**ACTIVITY:**
Your task is to return all the entries below exactly, with every picture omitted.

--- STORED DATA Enclosed Below ---

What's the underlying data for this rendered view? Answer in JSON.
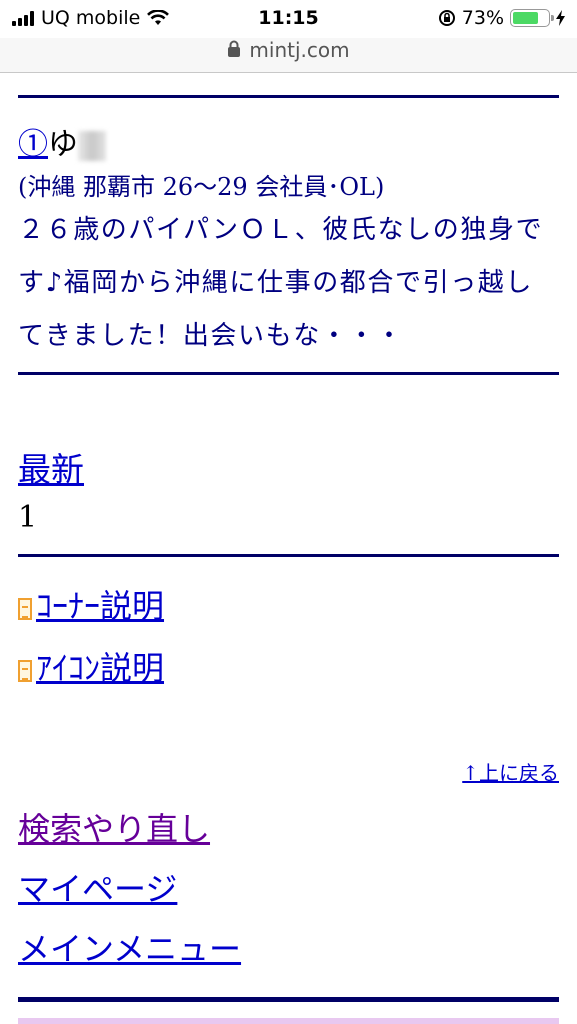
{
  "status_bar": {
    "carrier": "UQ mobile",
    "time": "11:15",
    "battery": "73%",
    "battery_level": 0.73
  },
  "browser": {
    "url": "mintj.com"
  },
  "profile": {
    "number": "①",
    "name_visible": "ゆ",
    "meta": "(沖縄 那覇市 26〜29 会社員･OL)",
    "message": "２６歳のパイパンＯＬ、彼氏なしの独身です♪福岡から沖縄に仕事の都合で引っ越してきました！出会いもな・・・"
  },
  "pagination": {
    "latest_label": "最新",
    "page": "1"
  },
  "help_links": {
    "corner": "ｺｰﾅｰ説明",
    "icon": "ｱｲｺﾝ説明"
  },
  "back_to_top": "↑上に戻る",
  "nav": {
    "search_again": "検索やり直し",
    "my_page": "マイページ",
    "main_menu": "メインメニュー"
  },
  "colors": {
    "divider": "#000066",
    "link": "#0000cc",
    "visited_link": "#660099",
    "message_text": "#000080"
  }
}
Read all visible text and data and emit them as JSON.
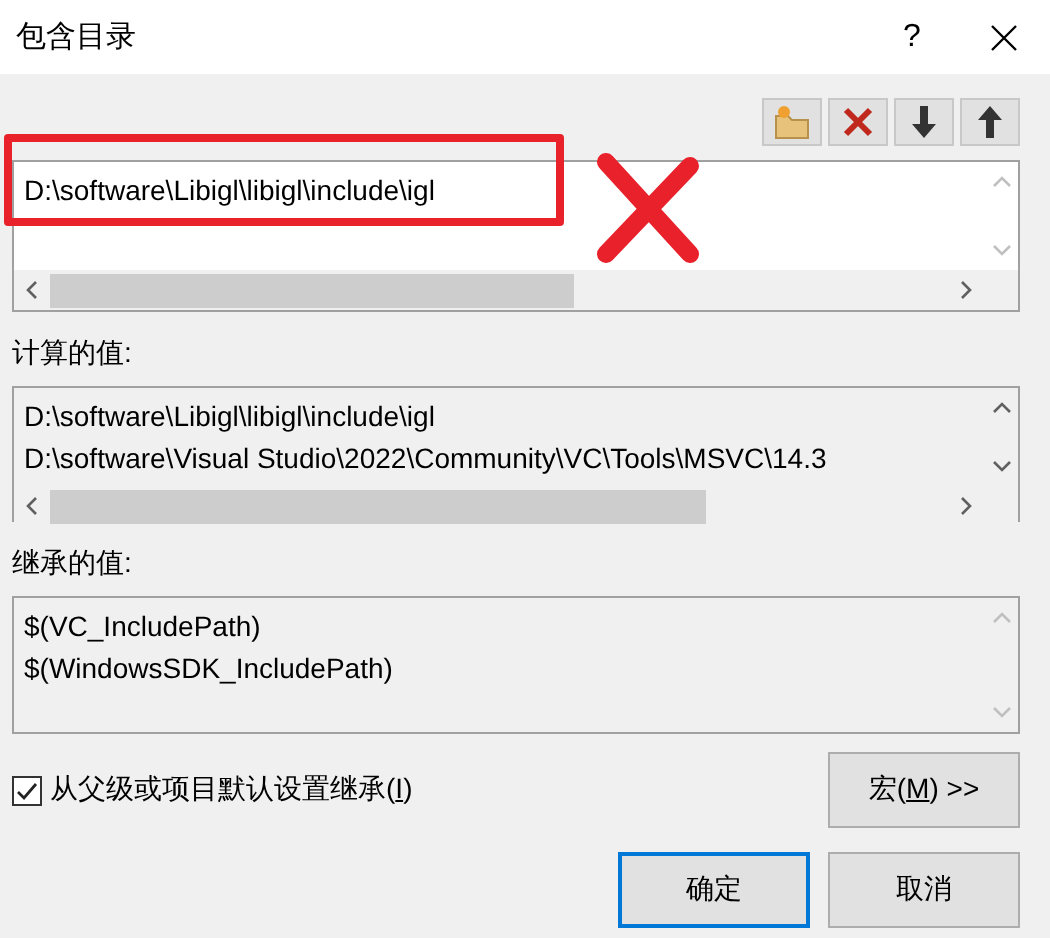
{
  "window": {
    "title": "包含目录",
    "help": "?"
  },
  "toolbar": [
    {
      "kind": "new-folder"
    },
    {
      "kind": "delete"
    },
    {
      "kind": "down"
    },
    {
      "kind": "up"
    }
  ],
  "entries": [
    "D:\\software\\Libigl\\libigl\\include\\igl"
  ],
  "annotations": [
    {
      "kind": "box"
    },
    {
      "kind": "cross"
    }
  ],
  "computed": {
    "label": "计算的值:",
    "lines": [
      "D:\\software\\Libigl\\libigl\\include\\igl",
      "D:\\software\\Visual Studio\\2022\\Community\\VC\\Tools\\MSVC\\14.3"
    ]
  },
  "inherited": {
    "label": "继承的值:",
    "lines": [
      "$(VC_IncludePath)",
      "$(WindowsSDK_IncludePath)"
    ]
  },
  "inherit_checkbox": {
    "label_before": "从父级或项目默认设置继承(",
    "access_key": "I",
    "label_after": ")",
    "checked": true
  },
  "macro_button": {
    "before": "宏(",
    "access_key": "M",
    "after": ") >>"
  },
  "buttons": [
    {
      "label": "确定",
      "selected": true
    },
    {
      "label": "取消",
      "selected": false
    }
  ]
}
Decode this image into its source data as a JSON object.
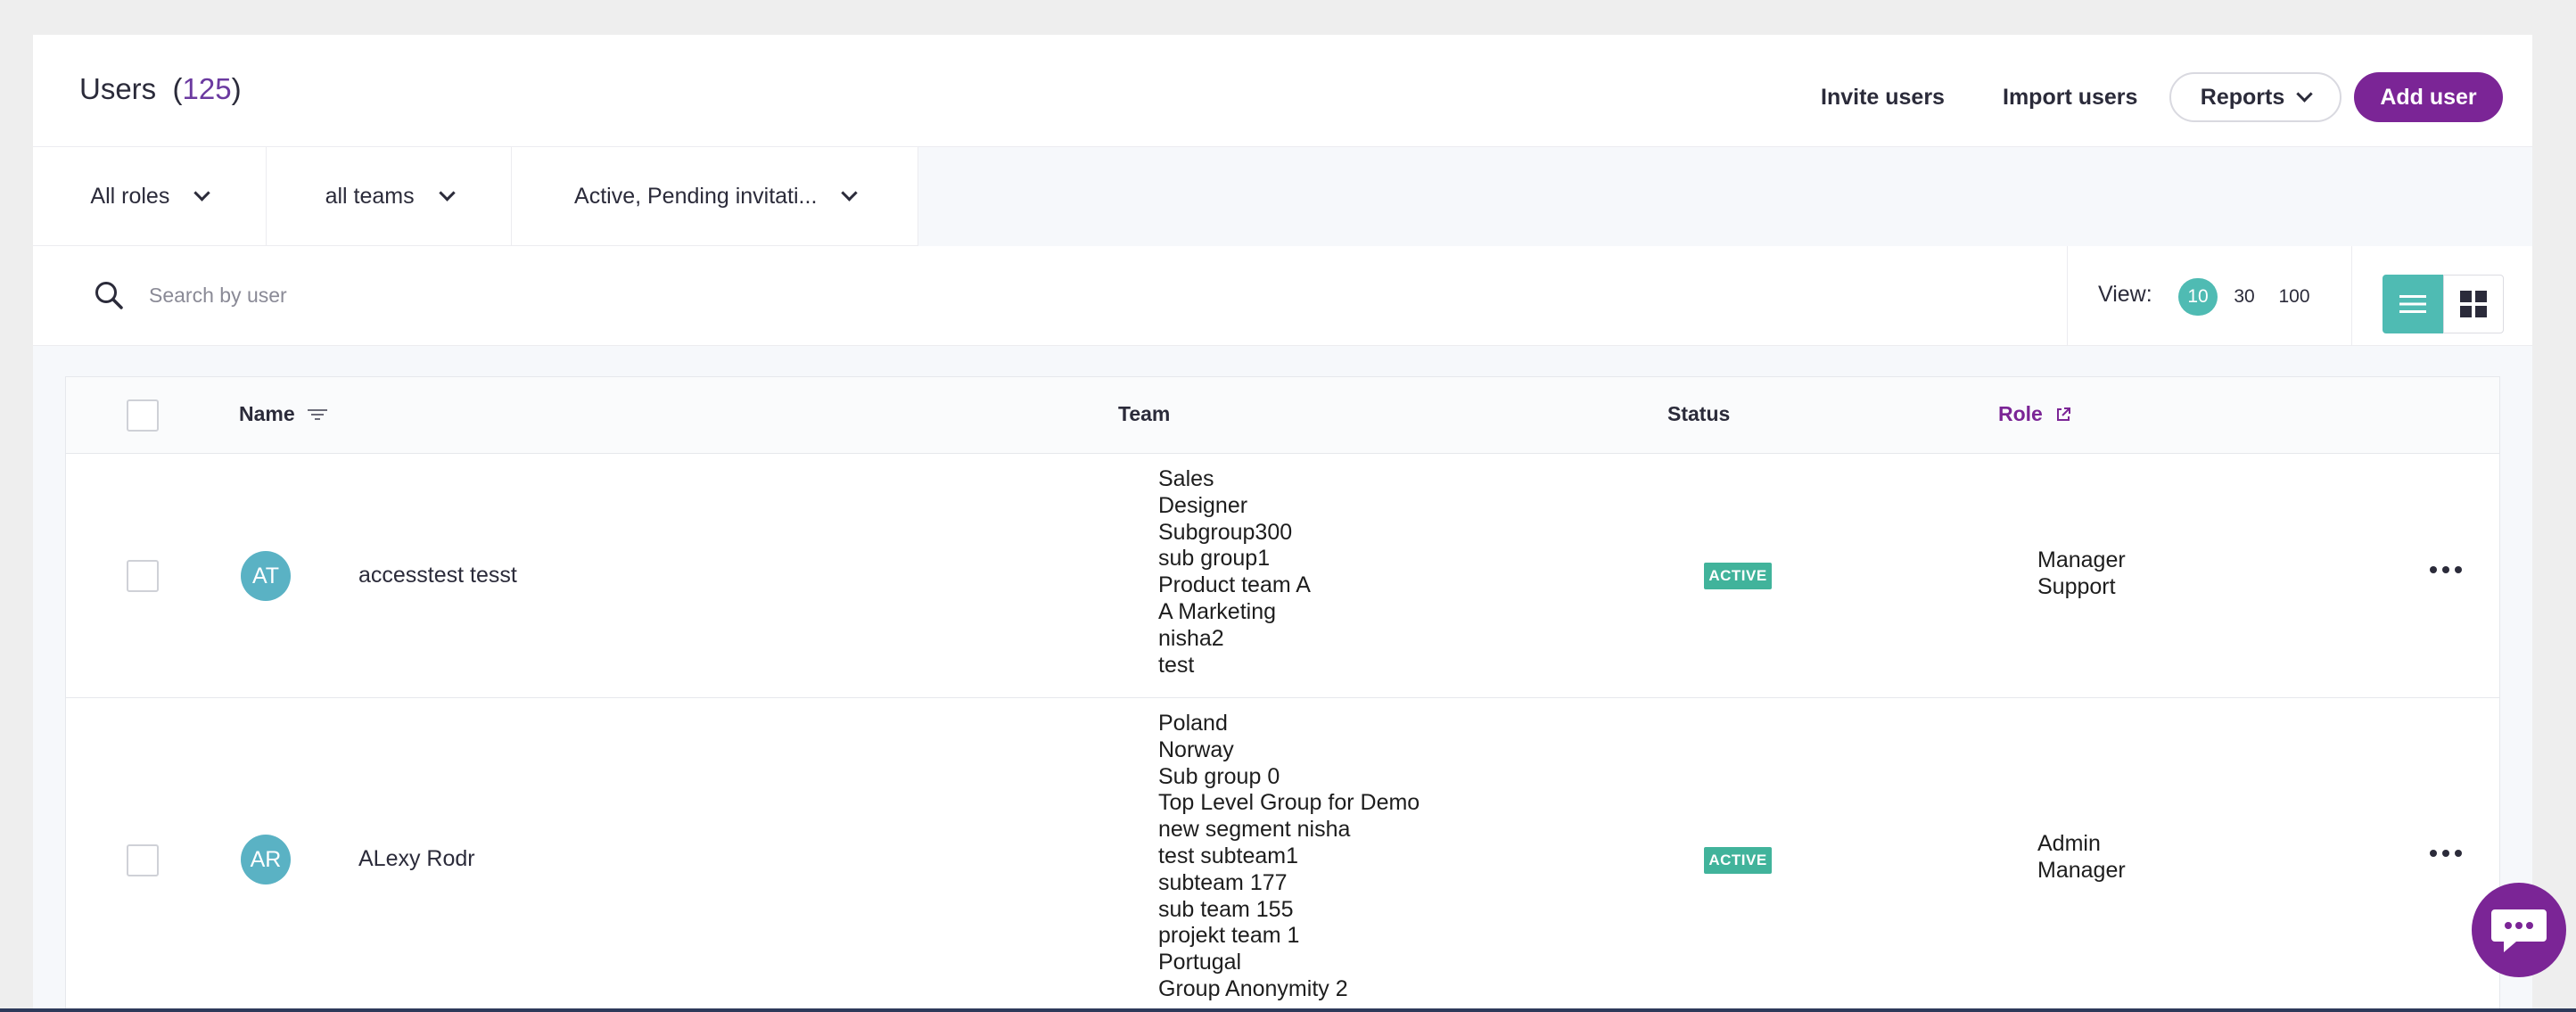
{
  "header": {
    "title": "Users",
    "count": "125",
    "invite_label": "Invite users",
    "import_label": "Import users",
    "reports_label": "Reports",
    "add_label": "Add user"
  },
  "filters": {
    "roles": "All roles",
    "teams": "all teams",
    "status": "Active, Pending invitati..."
  },
  "search": {
    "placeholder": "Search by user"
  },
  "view": {
    "label": "View:",
    "options": [
      "10",
      "30",
      "100"
    ],
    "selected": "10"
  },
  "table": {
    "columns": {
      "name": "Name",
      "team": "Team",
      "status": "Status",
      "role": "Role"
    },
    "rows": [
      {
        "initials": "AT",
        "name": "accesstest tesst",
        "teams": [
          "Sales",
          "Designer",
          "Subgroup300",
          "sub group1",
          "Product team A",
          "A Marketing",
          "nisha2",
          "test"
        ],
        "status": "ACTIVE",
        "roles": [
          "Manager",
          "Support"
        ]
      },
      {
        "initials": "AR",
        "name": "ALexy Rodr",
        "teams": [
          "Poland",
          "Norway",
          "Sub group 0",
          "Top Level Group for Demo",
          "new segment nisha",
          "test subteam1",
          "subteam 177",
          "sub team 155",
          "projekt team 1",
          "Portugal",
          "Group Anonymity 2"
        ],
        "status": "ACTIVE",
        "roles": [
          "Admin",
          "Manager"
        ]
      }
    ]
  },
  "colors": {
    "brand": "#7b2596",
    "accent": "#4fbbb3",
    "status_active": "#41b39b",
    "avatar": "#5ab2c4"
  }
}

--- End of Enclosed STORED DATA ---

**SOLUTION FOR THIS EXERCISE:**
What's the underlying data for this rendered view? Answer in JSON.
{
  "status_bar": {
    "carrier": "UQ mobile",
    "time": "11:15",
    "battery": "73%",
    "battery_level": 0.73
  },
  "browser": {
    "url": "mintj.com"
  },
  "profile": {
    "number": "①",
    "name_visible": "ゆ",
    "meta": "(沖縄 那覇市 26〜29 会社員･OL)",
    "message": "２６歳のパイパンＯＬ、彼氏なしの独身です♪福岡から沖縄に仕事の都合で引っ越してきました！出会いもな・・・"
  },
  "pagination": {
    "latest_label": "最新",
    "page": "1"
  },
  "help_links": {
    "corner": "ｺｰﾅｰ説明",
    "icon": "ｱｲｺﾝ説明"
  },
  "back_to_top": "↑上に戻る",
  "nav": {
    "search_again": "検索やり直し",
    "my_page": "マイページ",
    "main_menu": "メインメニュー"
  },
  "colors": {
    "divider": "#000066",
    "link": "#0000cc",
    "visited_link": "#660099",
    "message_text": "#000080"
  }
}
Read all visible text and data and emit them as JSON.
{
  "window": {
    "title": "包含目录",
    "help": "?"
  },
  "toolbar": [
    {
      "kind": "new-folder"
    },
    {
      "kind": "delete"
    },
    {
      "kind": "down"
    },
    {
      "kind": "up"
    }
  ],
  "entries": [
    "D:\\software\\Libigl\\libigl\\include\\igl"
  ],
  "annotations": [
    {
      "kind": "box"
    },
    {
      "kind": "cross"
    }
  ],
  "computed": {
    "label": "计算的值:",
    "lines": [
      "D:\\software\\Libigl\\libigl\\include\\igl",
      "D:\\software\\Visual Studio\\2022\\Community\\VC\\Tools\\MSVC\\14.3"
    ]
  },
  "inherited": {
    "label": "继承的值:",
    "lines": [
      "$(VC_IncludePath)",
      "$(WindowsSDK_IncludePath)"
    ]
  },
  "inherit_checkbox": {
    "label_before": "从父级或项目默认设置继承(",
    "access_key": "I",
    "label_after": ")",
    "checked": true
  },
  "macro_button": {
    "before": "宏(",
    "access_key": "M",
    "after": ") >>"
  },
  "buttons": [
    {
      "label": "确定",
      "selected": true
    },
    {
      "label": "取消",
      "selected": false
    }
  ]
}
Decode this image into its source data as a JSON object.
{
  "header": {
    "title": "Users",
    "count": "125",
    "invite_label": "Invite users",
    "import_label": "Import users",
    "reports_label": "Reports",
    "add_label": "Add user"
  },
  "filters": {
    "roles": "All roles",
    "teams": "all teams",
    "status": "Active, Pending invitati..."
  },
  "search": {
    "placeholder": "Search by user"
  },
  "view": {
    "label": "View:",
    "options": [
      "10",
      "30",
      "100"
    ],
    "selected": "10"
  },
  "table": {
    "columns": {
      "name": "Name",
      "team": "Team",
      "status": "Status",
      "role": "Role"
    },
    "rows": [
      {
        "initials": "AT",
        "name": "accesstest tesst",
        "teams": [
          "Sales",
          "Designer",
          "Subgroup300",
          "sub group1",
          "Product team A",
          "A Marketing",
          "nisha2",
          "test"
        ],
        "status": "ACTIVE",
        "roles": [
          "Manager",
          "Support"
        ]
      },
      {
        "initials": "AR",
        "name": "ALexy Rodr",
        "teams": [
          "Poland",
          "Norway",
          "Sub group 0",
          "Top Level Group for Demo",
          "new segment nisha",
          "test subteam1",
          "subteam 177",
          "sub team 155",
          "projekt team 1",
          "Portugal",
          "Group Anonymity 2"
        ],
        "status": "ACTIVE",
        "roles": [
          "Admin",
          "Manager"
        ]
      }
    ]
  },
  "colors": {
    "brand": "#7b2596",
    "accent": "#4fbbb3",
    "status_active": "#41b39b",
    "avatar": "#5ab2c4"
  }
}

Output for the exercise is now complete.